13 December 2007
Shining a light on the potential anti-inflammatory properties of natural endomorphins.
Working alongside Professor Reiner Straub’s clinical laboratory in Regensburg, Germany, Jessop used advanced techniques to show that low doses of endomorphins can significantly reduce inflammation. Jessop used superfusion bathing to illustrate the effect, bathing irritated human tissue collected from knee transplants with the endomorphin treatments. After immersing the tissues at different endomorphin dosages, Jessop went on to test the levels of cytokines in the solution. Cytokines are produced in the body as part of infectious and inflammatory processes. We would therefore expect to see high levels of cytokines in untreated, inflamed tissue samples. Results showed a significant decline in these levels after treatment with endomorphins, proving that the tissue was less swollen. It is believed that the endomorphins act by directly inhibiting cytokine production, so helping to bring down inflammation.
Jessop explains that in situations of short-lived, acute inflammation, naturally produced levels of endomorphin will act to our benefit. However, he feels that his research has more to offer in helping with the treatment of chronic immune diseases of inflammation. In these scenarios, a patient’s natural levels of endomorphins would not be able to work alone. He suggests that a novel treatment or drug could involve a simple top-up of natural levels of endomorphin to match the cytokines head on.
Endomorphins cannot cause the common side effects of respiratory problems, depression, or addiction that are usually associated with long-term anti-inflammatory use
There are currently many drugs available within medicine for the treatment of auto-inflammatory diseases. However, endomorphins offer a very attractive natural alternative due to their unique mode of action. If endomorphins are applied directly to an inflamed joint or limb, they act in the area of need without getting into the body’s circulatory system. In this way they are kept entirely separate from regions of the body that don’t need targeting. An even better consequence is that they cannot cause the common side effects of respiratory problems, depression, or addiction that are usually associated with long-term anti-inflammatory use. In addition, endomorphins offer a combined painkiller and anti-inflammatory, offering a much simpler and cheaper alternative to stacks of different pills.
Jessop hopes to continue his ground-breaking work with endomorphins, looking at more efficient delivery options to offer alongside their new drug. For example, it has been noted that one problem with using proteins as medicines is that they are very easily broken down by the body’s enzymes. If the drug was to stay in the system for some time to offer a long-term solution to chronic inflammation, it would need to be protected in some way. One possible answer is the use of polymer beads which would encase the endomorphin dosage for controlled breakdown.
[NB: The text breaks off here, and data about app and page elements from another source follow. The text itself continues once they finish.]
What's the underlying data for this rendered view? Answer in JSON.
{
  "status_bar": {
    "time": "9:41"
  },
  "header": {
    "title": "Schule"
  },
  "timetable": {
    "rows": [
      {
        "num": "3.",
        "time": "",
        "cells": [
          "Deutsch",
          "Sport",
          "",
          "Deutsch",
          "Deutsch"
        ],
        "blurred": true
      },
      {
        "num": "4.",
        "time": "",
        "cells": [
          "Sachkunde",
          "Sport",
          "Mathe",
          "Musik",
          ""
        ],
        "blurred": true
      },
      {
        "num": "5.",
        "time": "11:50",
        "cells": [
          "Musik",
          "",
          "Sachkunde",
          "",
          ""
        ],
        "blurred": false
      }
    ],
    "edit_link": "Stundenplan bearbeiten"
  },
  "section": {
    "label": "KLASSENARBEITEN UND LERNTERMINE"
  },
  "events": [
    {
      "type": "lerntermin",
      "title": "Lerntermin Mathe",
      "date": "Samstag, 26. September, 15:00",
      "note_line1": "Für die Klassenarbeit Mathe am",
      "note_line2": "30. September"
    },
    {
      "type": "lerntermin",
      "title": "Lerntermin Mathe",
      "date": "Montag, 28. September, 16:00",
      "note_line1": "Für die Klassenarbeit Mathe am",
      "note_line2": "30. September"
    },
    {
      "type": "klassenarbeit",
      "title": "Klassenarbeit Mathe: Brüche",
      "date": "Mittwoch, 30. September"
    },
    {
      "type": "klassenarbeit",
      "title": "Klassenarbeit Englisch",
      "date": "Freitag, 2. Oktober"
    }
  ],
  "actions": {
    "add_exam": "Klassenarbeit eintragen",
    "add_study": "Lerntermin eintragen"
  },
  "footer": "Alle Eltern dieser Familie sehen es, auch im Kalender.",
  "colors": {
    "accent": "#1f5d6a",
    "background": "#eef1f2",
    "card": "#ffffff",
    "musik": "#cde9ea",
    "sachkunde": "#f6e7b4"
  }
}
Speaking of the advantages endomorphins could offer to modern medicine, Jessop says: “The potential for delivery of a low cost drug with both peripheral anti-inflammatory and analgesic properties, effective in low doses and targeted to the site of inflammation, should focus our attention on further development of EM as potent therapeutic agents in chronic inflammation.”